Both longitudinal deceleration (Komissarov 1988) and transverse velocity shear in a boundary layer (Laing 1992, 1994) are essential ingredients of Laing's explanation for the sidedness and polarization evolution at the bases of FR I jets. The effects of relativistic Doppler boosting/hiding on intensity (Komissarov 1988, 1990) apparently combine with those of aberration on polarimetry in the right way to relate the apparent magnetic field directions and jet sidedness much as observed (Laing, these Proceedings).

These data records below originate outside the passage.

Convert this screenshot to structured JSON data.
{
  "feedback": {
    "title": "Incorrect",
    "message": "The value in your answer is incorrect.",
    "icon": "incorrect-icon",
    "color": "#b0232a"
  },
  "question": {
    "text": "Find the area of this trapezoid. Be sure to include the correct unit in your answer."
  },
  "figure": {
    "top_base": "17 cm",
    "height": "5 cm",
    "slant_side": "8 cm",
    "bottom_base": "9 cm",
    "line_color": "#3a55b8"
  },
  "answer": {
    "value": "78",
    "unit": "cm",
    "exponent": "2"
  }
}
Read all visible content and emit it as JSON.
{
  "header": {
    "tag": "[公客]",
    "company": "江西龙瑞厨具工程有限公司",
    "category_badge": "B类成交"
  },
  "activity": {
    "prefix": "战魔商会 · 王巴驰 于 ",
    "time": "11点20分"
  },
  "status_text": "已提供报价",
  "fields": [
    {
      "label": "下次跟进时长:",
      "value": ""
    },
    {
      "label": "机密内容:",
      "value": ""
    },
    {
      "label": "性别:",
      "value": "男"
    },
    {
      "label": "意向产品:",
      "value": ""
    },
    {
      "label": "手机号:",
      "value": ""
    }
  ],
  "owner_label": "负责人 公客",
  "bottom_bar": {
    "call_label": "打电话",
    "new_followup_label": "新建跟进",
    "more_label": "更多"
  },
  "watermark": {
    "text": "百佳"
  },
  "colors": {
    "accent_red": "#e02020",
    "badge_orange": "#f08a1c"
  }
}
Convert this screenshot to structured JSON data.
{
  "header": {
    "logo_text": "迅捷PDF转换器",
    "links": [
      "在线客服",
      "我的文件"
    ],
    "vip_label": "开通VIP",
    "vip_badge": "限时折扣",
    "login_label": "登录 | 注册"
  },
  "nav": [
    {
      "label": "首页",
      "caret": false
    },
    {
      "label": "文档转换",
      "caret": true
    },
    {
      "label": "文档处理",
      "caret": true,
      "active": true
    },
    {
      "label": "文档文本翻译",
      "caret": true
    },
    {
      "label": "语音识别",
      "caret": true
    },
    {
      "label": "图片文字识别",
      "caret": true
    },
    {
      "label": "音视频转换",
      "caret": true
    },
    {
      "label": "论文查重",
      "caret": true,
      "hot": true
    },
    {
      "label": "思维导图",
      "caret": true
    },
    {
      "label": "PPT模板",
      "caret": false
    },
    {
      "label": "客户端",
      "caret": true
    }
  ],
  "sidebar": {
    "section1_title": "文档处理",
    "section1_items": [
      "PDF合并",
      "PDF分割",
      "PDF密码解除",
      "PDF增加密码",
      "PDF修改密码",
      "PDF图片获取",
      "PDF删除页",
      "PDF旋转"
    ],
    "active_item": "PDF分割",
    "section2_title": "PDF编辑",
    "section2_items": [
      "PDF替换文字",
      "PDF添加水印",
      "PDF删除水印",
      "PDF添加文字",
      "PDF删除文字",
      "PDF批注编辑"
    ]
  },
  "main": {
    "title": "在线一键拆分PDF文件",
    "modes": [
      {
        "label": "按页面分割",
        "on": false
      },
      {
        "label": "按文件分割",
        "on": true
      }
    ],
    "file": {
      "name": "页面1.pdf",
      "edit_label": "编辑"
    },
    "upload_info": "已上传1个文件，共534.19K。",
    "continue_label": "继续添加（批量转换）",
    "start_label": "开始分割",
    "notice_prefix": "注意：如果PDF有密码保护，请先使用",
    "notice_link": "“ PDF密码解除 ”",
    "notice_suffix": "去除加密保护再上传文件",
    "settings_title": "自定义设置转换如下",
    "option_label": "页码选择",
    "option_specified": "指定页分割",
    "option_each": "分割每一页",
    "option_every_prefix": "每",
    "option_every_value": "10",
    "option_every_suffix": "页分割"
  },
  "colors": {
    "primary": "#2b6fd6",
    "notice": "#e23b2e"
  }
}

The Green Bank meeting debated how to weigh symmetry constraints on the speeds of FR I jets on multi-kiloparsec scales (O'Dea 1985) against the similarities in sidedness and magnetic field configuration (e.g., Bridle 1982) between their bases and entire FR II jets. Many ingredients of the decelerating-jet model were available in 1984: the ``spine'' field configuration (Laing 1981), the surface shear layer (Baan 1980), the deceleration and recollimation mechanism for low-Mach-number jets (Phinney 1983), and evidence for superluminal motion at the base of an FR I jet (3C120-Walker et al. 1982; Walker 1984). But the path to the model had still to be cleared by imaging of complete samples of FR I jets on both parsec and kiloparsec scales, and by using the depolarization asymmetry as a primary orientation guide. The model now unites so many distinct correlations for FR I jets that its essentials must surely be correct, even if key details are not yet in place: e.g., the boundary-layer field structures and depths, the magnitude and origin of the mass influx. (Is the mass is added mainly by turbulent entrainment (Bicknell 1984, 1986, 1995, and these Proceedings; De Young, these Proceedings) or by winds from stars within the jets (Komissarov 1994)?) If the strong-deceleration region of many FR I sources is indeed accessible to our work-horse instruments, we may be able to constrain jet velocity fields and mass influxes in the regime where the FR I vs. FR II character of large-scale sources is settled. These constraints should help to establish dynamical models for the FR I/II division in the radio-optical luminosity plane (Owen & Ledlow 1994), as proposed here by Bicknell (these Proceedings). It will also be important to see if the field ordering required by the observed polarization near the boundaries of FR I jets is compatible with the large-scale ``gulping'' (De Young, these Proceedings) needed to decelerate them rapidly by entrainment. Where is the entrainment region (if any) relative to the observed jet?